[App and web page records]
::::

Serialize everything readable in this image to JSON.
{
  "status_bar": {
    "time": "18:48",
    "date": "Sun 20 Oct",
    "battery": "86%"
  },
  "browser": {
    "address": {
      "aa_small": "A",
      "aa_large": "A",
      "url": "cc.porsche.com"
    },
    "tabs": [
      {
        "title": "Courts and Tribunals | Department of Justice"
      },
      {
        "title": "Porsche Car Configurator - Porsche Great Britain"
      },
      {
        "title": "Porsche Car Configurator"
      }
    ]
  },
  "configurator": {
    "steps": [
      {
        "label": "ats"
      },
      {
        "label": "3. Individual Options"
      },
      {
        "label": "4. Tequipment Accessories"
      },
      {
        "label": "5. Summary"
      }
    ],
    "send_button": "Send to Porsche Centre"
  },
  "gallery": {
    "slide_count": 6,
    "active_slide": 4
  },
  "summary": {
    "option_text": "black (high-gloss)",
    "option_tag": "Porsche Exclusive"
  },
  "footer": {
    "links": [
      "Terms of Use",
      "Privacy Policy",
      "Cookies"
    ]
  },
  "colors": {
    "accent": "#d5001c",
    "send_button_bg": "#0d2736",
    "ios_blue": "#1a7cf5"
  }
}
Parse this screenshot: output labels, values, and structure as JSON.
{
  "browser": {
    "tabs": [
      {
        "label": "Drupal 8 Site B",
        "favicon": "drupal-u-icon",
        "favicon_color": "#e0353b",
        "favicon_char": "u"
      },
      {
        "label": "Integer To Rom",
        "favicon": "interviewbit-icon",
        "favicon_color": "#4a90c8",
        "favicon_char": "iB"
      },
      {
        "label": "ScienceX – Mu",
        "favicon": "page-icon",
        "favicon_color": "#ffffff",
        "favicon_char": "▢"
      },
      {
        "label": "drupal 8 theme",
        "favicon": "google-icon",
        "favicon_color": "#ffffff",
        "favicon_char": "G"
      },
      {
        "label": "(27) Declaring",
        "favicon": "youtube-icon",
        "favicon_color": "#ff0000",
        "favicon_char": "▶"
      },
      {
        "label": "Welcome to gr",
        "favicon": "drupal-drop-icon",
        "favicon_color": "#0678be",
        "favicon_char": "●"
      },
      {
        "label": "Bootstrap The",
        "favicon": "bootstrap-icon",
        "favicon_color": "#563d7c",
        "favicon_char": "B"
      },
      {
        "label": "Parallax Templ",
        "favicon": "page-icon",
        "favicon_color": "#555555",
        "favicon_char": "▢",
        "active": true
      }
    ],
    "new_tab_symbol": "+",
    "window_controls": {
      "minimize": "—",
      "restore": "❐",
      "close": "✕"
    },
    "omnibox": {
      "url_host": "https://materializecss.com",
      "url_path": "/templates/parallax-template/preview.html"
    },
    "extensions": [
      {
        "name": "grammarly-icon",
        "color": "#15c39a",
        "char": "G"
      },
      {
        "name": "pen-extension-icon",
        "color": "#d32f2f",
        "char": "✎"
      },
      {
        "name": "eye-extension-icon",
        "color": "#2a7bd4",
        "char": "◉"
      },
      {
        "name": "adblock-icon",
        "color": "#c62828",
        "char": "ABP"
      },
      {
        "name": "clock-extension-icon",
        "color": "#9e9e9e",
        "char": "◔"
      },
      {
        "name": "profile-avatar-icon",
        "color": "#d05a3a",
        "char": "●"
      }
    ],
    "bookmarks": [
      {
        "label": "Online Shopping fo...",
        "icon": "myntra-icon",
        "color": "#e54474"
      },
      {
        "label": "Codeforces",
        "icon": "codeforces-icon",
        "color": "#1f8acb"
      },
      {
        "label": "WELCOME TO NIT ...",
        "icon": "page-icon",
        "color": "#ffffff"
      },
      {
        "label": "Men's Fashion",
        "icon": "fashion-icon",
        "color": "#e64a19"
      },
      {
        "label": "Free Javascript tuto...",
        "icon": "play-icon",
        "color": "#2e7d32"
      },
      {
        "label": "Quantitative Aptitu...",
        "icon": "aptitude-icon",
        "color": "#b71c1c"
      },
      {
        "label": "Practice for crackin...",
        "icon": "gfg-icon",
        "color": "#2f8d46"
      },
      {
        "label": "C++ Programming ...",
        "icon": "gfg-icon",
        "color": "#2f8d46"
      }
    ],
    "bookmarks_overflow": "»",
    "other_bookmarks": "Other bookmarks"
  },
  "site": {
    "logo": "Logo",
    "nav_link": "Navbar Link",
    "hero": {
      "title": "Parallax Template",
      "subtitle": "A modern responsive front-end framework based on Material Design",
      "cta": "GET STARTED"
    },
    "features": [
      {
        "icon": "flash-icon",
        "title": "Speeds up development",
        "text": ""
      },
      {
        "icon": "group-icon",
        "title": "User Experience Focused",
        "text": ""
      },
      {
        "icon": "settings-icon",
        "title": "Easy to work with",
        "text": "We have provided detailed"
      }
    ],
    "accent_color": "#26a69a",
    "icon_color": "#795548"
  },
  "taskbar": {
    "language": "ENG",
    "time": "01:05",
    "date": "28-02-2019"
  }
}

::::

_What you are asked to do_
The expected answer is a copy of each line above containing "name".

_Your solution_
        "name": "grammarly-icon",
        "name": "pen-extension-icon",
        "name": "eye-extension-icon",
        "name": "adblock-icon",
        "name": "clock-extension-icon",
        "name": "profile-avatar-icon",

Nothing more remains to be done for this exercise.